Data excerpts
--- START ---

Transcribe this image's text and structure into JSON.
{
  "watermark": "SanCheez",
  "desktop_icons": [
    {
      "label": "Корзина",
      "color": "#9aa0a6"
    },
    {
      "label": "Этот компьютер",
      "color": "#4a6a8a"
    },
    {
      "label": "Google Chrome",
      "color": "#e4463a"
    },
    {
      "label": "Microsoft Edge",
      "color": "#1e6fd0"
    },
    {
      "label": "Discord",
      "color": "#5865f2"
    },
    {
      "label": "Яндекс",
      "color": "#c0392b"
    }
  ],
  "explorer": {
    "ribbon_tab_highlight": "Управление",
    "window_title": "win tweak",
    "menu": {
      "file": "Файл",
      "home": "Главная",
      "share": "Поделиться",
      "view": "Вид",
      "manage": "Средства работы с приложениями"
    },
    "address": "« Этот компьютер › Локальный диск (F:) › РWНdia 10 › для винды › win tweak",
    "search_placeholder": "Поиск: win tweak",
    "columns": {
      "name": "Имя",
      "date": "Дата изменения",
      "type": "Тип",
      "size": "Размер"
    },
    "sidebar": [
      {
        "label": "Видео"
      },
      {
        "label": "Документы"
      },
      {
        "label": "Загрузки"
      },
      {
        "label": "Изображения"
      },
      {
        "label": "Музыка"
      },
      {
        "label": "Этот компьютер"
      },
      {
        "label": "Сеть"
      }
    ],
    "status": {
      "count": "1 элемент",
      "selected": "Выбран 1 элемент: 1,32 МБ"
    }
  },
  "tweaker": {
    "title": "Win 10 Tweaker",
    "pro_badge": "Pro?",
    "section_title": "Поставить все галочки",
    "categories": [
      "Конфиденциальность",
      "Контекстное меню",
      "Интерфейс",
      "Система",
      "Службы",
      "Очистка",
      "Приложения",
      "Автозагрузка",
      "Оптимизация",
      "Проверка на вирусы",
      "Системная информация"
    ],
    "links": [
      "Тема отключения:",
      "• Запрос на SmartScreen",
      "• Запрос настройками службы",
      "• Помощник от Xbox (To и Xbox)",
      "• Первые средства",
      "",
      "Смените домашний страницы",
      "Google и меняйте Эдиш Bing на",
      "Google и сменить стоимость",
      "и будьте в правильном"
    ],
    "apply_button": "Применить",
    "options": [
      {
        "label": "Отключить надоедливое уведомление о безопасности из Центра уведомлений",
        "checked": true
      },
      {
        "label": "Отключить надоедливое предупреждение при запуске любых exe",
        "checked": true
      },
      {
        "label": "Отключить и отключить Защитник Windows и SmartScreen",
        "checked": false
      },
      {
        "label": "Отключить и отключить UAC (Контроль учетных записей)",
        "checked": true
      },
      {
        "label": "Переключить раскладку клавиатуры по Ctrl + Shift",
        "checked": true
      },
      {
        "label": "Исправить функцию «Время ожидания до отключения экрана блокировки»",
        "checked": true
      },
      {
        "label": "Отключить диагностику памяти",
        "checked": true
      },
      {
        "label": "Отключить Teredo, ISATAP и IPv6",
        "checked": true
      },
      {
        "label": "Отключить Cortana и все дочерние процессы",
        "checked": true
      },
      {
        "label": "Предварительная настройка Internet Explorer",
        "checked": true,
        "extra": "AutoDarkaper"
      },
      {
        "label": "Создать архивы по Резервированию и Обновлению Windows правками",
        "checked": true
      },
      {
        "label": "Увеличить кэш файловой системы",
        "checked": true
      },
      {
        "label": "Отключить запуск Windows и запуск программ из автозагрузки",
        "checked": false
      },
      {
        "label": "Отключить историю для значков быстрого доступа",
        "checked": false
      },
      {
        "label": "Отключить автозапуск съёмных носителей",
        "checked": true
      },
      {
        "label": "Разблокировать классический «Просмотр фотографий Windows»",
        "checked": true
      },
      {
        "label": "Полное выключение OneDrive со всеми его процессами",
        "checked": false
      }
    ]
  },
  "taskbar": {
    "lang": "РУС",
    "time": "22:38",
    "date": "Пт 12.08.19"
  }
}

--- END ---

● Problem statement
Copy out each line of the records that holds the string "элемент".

● Task answer
      "count": "1 элемент",
      "selected": "Выбран 1 элемент: 1,32 МБ"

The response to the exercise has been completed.